» **Required work**: The answer must consist of each line below that contains the string "buildaty".
** Opening Given records block **
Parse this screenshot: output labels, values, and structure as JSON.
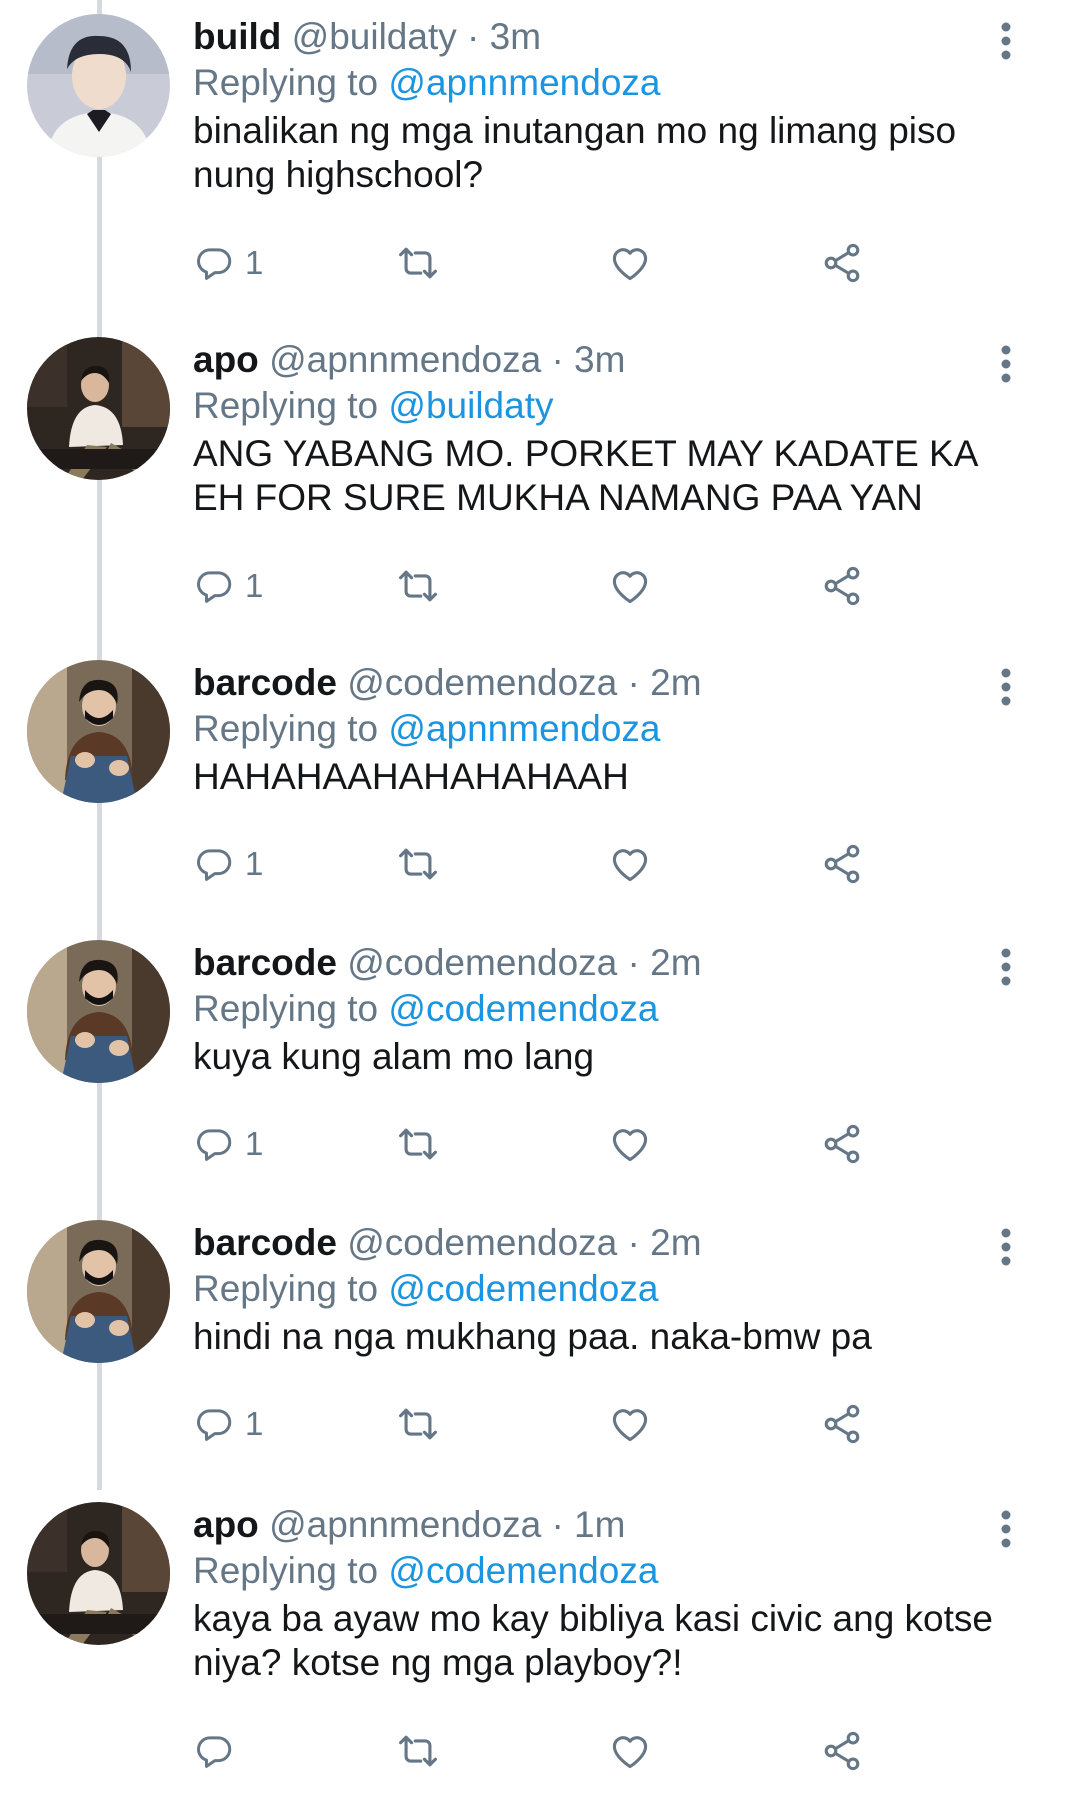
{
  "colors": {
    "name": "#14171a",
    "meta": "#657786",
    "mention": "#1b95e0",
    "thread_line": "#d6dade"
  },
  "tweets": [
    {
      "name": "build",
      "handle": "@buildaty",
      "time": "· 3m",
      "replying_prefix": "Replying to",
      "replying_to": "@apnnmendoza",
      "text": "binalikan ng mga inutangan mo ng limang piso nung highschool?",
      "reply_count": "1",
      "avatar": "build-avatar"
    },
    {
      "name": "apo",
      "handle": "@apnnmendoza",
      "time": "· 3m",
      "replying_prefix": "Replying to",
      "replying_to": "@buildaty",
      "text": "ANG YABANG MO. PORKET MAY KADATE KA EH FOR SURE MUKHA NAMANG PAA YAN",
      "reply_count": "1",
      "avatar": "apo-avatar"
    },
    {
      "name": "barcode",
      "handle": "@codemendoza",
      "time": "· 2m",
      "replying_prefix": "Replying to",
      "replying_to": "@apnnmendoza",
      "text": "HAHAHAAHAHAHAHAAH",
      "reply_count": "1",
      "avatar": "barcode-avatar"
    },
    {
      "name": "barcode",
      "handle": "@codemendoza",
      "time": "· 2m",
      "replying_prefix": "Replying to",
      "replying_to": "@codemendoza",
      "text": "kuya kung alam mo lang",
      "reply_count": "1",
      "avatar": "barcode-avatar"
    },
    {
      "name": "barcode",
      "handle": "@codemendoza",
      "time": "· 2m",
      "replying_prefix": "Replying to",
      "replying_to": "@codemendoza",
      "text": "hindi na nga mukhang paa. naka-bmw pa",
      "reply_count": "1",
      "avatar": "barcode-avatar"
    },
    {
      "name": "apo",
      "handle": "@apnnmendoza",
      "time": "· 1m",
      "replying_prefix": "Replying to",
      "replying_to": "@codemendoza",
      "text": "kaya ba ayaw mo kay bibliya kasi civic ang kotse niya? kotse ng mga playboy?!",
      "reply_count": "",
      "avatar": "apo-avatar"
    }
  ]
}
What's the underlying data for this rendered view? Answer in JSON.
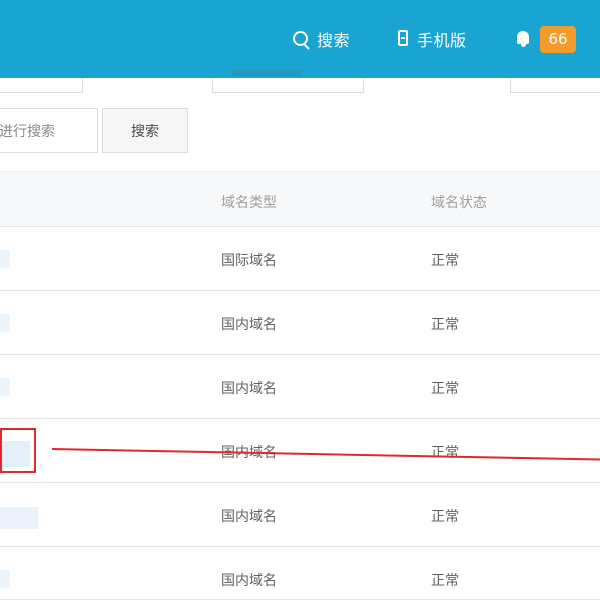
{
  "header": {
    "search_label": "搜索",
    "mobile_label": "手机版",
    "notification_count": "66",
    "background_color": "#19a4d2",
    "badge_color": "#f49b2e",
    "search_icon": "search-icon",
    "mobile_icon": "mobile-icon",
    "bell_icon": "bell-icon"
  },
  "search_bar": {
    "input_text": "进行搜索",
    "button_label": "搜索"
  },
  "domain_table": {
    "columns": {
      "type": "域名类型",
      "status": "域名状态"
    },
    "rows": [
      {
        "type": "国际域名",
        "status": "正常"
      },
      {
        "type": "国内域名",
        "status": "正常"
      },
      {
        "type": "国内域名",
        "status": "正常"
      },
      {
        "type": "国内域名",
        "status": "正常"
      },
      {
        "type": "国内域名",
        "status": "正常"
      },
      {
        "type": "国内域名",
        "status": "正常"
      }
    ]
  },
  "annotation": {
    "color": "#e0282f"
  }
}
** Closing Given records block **
» **Exercise output**:
      "handle": "@buildaty",
      "replying_to": "@buildaty",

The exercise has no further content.